Wind flowing parallel to pressure isobars or contours with low pressure on the left of the observer in the Northern Hemisphere; velocity such that the pressure gradient, Coriolis, and certrifugal force acting in the area are in balance. Wind created by differing barometric pressures between high- and low-pressure systems. Velocity is generally five to 30 miles per hour, and wind shifts are usually gradual as systems move and shift.

A theoretical wind that results from a balance between the pressure gradient, Coriolis and centrifugal forces. It is a better approximation than the geostrophic wind as it accounts for the curvature of real weather systems.

Wind blowing along curved isobars with a balance of centrifugal, Coriolis and pressure gradient accelerations.

A wind induced in a certain direction by flow of air balancing the pressure gradient caused by the earth's rotation and centrifugal force.

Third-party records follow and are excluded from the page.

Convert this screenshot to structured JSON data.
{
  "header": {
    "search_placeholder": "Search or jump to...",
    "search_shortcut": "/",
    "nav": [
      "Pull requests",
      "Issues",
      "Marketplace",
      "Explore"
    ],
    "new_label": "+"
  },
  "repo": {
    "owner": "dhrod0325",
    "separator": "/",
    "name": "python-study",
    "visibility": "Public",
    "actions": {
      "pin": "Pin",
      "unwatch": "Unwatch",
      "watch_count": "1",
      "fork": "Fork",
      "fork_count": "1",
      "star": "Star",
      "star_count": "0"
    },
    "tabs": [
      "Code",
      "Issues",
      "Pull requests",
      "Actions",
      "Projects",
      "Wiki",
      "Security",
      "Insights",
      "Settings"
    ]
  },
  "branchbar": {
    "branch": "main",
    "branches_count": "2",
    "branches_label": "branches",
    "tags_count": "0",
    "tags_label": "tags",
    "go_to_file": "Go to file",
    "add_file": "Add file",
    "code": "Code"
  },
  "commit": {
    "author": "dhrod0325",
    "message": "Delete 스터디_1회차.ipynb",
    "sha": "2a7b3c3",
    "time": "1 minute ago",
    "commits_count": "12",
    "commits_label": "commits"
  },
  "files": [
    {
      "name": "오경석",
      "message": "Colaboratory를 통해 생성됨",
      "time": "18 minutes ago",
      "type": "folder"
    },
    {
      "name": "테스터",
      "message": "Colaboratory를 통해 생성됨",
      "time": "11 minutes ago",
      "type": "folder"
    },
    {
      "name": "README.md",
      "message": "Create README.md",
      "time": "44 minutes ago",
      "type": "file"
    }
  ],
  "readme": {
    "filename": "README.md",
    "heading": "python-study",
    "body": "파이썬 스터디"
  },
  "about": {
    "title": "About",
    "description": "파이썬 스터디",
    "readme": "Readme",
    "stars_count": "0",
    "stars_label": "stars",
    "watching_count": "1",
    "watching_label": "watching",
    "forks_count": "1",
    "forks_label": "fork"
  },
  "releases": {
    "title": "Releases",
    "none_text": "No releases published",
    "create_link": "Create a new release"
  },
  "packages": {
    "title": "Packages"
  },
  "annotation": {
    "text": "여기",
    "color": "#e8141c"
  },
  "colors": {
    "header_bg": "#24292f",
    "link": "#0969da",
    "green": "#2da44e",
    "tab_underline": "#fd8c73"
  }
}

when the path that an air parcel takes is curved (relative to the earth's surface), as so often in meteorology, that airflow is subject to an additional force necessary to maintain a curved path. For cyclonic flow, the 'true' wind that blows will be less than the theoretical/geostrophic wind; for anticyclonic flow the true wind is greater, subject to a limiting maximum. This is why, for example, around what initially looks like a dramatically intense depression, the wind may not be quite so excessive: cyclonic curvature will account for substantial negative correction to the theoretical value. Around a surface ridge, the wind is often surprisingly stronger than might be implied by isobaric spacing.

A theoretical wind that blows parallel to curved isobars or contours.

A wind that theoretically exists as a balance between the pressure gradient, Coriolis, and centrifugal forces. It blows along curved isobars with no tangential acceleration. In the case of rotation around a high/low pressure area the centrifugal force is in the same/opposite direction as the pressure gradient force and leads to an increase/decrease in wind speed compared to that calculated for the geostrophic wind resulting from a balance between the Coriolis and pressure gradient forces.

Any horizontal wind velocity tangent to the contour line of a constant pressure surface (or to the isobar of a geopotential surface) at the point in question.

Wind that flows parallel to the isobars, but non-linearly. Wind that curves cyclonically is sub-geostrophic, or slower than the geostrophic approximation would predict the wind to be, while wind that curves anticyclonically is faster, or super-geostrophic; results from a balance among the PGF, the coriolis force and the centrifugal force.

A steady, horizontal wind flowing along curved isobars is called gradient wind. Where there is imbalance between the pressure gradient and Coriolis forces. When the pressure gradient force is greater than the Coriolis force, the flow takes on a curved path around low pressure. When Coriolis is the larger force, the curved flow is around high pressure.

the same as geostrophic wind, but blowing parallel to curved isobars or contours; the curved airflow pattern around a pressure center results from a balance among pressure-gradient force, coriolis force, and centrifugal force. Russian translation prepared by Nina A. Zaitseva for the Arctic Climatology Project Arctic Meteorology and Climate Atlas.

A steady horizontal air motion along curved parallel isobars or contours in an unchanging pressure or contour field, assuming there is no friction and no divergence or convergence.